Accessibility: An easy way to find site barriers for customers
In the past it’s not been easy for companies to determine whether their sites are accessible so that they can be used by everyone, including users with visual impairments who use assistive technologies, such as screen readers, and users with physical impairments who don’t use a mouse or trackball. Groups such as the Worldwide Web Consortium (W3C) and the Web Accessibility Initiative (WAI) have documented Web Content Accessibility Guidelines (WCAG) for project teams to evaluate how accessible their sites are. However, understanding and using these guidelines has not been simple for project teams because many of the standards and guidelines are very technical and often raise more questions than they answer.

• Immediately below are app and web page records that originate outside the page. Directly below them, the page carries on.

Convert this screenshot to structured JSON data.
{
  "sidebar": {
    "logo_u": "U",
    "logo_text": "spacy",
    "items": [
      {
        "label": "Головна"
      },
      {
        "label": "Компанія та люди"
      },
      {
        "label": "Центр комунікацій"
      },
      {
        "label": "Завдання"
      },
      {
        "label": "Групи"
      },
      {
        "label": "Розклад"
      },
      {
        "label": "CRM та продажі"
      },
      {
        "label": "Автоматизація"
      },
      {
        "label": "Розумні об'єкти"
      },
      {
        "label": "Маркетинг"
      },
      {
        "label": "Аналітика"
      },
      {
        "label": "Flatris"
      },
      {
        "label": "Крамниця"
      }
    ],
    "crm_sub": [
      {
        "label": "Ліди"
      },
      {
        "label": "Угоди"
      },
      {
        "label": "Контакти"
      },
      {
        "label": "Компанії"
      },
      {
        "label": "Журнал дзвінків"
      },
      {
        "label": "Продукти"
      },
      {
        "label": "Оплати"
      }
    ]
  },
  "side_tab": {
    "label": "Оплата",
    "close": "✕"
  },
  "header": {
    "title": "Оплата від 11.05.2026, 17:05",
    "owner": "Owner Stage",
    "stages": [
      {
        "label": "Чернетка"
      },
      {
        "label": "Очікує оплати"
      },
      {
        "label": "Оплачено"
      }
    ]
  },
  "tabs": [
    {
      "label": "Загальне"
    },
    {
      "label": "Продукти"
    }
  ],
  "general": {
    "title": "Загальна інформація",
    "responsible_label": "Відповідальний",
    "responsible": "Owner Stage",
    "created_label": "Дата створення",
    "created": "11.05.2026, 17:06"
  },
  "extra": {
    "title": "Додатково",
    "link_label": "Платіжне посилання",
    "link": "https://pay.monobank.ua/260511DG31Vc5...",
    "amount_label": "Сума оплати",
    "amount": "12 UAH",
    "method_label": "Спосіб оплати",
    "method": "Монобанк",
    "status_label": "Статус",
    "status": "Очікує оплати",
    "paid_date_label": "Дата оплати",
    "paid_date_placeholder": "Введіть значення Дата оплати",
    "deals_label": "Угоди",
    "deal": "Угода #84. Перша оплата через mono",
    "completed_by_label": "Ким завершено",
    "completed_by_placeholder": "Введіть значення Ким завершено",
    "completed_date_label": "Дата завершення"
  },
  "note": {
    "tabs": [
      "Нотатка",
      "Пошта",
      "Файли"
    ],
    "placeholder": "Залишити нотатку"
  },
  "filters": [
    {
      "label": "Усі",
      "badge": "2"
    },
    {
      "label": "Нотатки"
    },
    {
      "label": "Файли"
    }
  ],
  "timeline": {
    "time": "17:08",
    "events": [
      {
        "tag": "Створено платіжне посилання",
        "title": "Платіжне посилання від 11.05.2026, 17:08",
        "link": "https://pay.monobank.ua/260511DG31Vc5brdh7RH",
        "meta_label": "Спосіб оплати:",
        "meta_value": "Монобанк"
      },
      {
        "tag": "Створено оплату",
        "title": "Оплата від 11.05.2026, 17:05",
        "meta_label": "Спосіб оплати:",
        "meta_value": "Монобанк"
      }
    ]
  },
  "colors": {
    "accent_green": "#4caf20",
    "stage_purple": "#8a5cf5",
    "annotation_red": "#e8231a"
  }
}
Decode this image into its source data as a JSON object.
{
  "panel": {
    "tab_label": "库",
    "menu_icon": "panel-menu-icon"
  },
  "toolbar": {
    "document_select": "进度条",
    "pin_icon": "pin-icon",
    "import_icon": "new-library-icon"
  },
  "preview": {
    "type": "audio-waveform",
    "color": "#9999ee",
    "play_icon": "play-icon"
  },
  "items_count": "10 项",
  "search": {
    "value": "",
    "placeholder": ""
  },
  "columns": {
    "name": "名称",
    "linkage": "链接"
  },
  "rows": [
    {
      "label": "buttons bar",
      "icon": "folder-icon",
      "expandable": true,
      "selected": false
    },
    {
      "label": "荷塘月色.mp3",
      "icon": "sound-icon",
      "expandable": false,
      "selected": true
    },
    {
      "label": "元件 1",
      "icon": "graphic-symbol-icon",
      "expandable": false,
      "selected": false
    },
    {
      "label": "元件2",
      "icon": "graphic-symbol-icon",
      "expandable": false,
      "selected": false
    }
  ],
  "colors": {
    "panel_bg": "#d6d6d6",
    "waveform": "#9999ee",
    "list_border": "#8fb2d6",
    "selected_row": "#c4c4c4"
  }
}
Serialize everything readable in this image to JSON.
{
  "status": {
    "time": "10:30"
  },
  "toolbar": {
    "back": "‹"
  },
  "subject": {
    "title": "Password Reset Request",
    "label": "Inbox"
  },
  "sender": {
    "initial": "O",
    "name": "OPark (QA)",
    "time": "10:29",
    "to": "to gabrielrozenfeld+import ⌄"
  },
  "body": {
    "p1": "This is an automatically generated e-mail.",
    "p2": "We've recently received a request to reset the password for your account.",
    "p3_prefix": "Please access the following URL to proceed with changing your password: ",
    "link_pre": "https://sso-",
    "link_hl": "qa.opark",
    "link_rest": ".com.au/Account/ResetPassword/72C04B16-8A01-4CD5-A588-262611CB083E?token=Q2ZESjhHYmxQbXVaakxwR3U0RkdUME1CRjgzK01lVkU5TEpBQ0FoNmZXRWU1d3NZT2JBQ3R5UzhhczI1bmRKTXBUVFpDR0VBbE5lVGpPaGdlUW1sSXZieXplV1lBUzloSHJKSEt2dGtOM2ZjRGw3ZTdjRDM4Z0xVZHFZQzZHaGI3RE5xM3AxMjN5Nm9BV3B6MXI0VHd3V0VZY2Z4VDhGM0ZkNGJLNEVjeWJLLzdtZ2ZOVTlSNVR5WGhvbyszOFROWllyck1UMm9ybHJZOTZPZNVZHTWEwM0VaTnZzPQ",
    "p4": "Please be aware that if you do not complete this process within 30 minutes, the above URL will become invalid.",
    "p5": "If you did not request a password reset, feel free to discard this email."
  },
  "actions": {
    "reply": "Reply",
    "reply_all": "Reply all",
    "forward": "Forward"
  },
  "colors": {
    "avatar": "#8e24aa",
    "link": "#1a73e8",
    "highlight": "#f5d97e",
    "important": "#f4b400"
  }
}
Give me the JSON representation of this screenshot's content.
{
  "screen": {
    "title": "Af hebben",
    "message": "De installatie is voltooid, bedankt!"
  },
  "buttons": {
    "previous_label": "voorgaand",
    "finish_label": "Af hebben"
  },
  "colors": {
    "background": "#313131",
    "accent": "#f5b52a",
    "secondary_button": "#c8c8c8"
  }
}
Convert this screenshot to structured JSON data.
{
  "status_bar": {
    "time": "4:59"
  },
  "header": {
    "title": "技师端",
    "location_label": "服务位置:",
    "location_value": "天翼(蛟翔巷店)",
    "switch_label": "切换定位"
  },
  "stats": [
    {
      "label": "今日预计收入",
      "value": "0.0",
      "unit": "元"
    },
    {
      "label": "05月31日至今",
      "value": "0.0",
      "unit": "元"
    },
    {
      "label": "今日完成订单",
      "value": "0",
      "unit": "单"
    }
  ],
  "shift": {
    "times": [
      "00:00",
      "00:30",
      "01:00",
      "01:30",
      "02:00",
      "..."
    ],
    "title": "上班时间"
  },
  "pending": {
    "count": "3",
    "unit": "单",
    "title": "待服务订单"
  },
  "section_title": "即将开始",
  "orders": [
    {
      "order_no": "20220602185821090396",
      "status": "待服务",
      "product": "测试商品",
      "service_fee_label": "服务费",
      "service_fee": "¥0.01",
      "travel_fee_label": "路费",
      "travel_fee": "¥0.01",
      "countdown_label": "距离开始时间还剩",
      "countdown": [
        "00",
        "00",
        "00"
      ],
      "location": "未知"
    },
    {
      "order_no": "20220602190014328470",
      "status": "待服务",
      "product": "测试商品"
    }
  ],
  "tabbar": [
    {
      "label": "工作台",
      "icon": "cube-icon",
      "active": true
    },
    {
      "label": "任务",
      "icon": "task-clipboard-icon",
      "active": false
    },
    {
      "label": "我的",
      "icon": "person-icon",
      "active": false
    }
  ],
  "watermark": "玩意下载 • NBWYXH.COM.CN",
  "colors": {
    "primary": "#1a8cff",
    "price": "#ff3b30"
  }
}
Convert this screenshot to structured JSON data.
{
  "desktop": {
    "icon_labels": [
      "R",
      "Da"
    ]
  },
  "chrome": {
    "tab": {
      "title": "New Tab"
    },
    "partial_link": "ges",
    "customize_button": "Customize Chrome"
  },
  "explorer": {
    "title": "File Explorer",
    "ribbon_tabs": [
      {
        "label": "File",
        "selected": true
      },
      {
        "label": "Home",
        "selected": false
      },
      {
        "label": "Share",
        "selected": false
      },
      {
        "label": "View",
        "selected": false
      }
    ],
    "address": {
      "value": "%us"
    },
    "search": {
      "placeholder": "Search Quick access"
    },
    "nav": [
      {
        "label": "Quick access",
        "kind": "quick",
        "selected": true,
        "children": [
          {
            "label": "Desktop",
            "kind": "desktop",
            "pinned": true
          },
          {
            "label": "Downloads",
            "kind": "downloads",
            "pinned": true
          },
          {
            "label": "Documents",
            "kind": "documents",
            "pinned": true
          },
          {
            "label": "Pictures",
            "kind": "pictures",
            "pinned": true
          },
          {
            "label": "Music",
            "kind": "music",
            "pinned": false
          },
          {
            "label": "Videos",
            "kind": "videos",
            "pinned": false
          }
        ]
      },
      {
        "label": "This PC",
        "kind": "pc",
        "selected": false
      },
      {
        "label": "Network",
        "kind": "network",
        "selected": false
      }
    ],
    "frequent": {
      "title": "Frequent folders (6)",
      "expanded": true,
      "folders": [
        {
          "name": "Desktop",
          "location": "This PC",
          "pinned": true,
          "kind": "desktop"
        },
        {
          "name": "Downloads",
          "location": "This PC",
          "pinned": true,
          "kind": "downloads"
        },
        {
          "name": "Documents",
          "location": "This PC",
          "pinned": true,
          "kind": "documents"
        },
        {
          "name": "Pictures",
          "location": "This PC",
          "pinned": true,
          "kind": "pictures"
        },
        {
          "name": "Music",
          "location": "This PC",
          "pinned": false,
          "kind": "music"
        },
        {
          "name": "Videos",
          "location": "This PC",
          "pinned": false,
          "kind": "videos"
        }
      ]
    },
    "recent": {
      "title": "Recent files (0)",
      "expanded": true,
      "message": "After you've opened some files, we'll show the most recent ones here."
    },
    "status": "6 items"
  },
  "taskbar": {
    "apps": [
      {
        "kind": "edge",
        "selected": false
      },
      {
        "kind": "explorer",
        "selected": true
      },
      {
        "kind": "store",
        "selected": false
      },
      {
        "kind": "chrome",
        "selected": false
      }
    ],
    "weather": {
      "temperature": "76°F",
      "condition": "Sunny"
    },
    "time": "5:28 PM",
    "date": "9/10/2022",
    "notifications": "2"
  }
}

Enter the “Easy Checks—A First Review of Web Accessibility” that are aimed at helping non-technical people assess whether their websites have barriers that prevent some potential customers from using the site. The working draft of the Easy Checks (http://www.w3.org/WAI/eval/preliminary#title ) provides simple steps that are actually easy for team members, even non-developers, to visually evaluate the accessibility of a web page. They range from making sure that each page has a page title (what’s displayed in most browser tabs) that briefly and uniquely describes the content of the page, to checking the basic structure of the web page (without images and CSS style sheets) to determine if the information makes sense when read in the order shown. In addition to describing what to look for and how to check it, there are tips for next steps.
-Judy Kistler-Robinson, Senior User Experience Specialist, Usability Sciences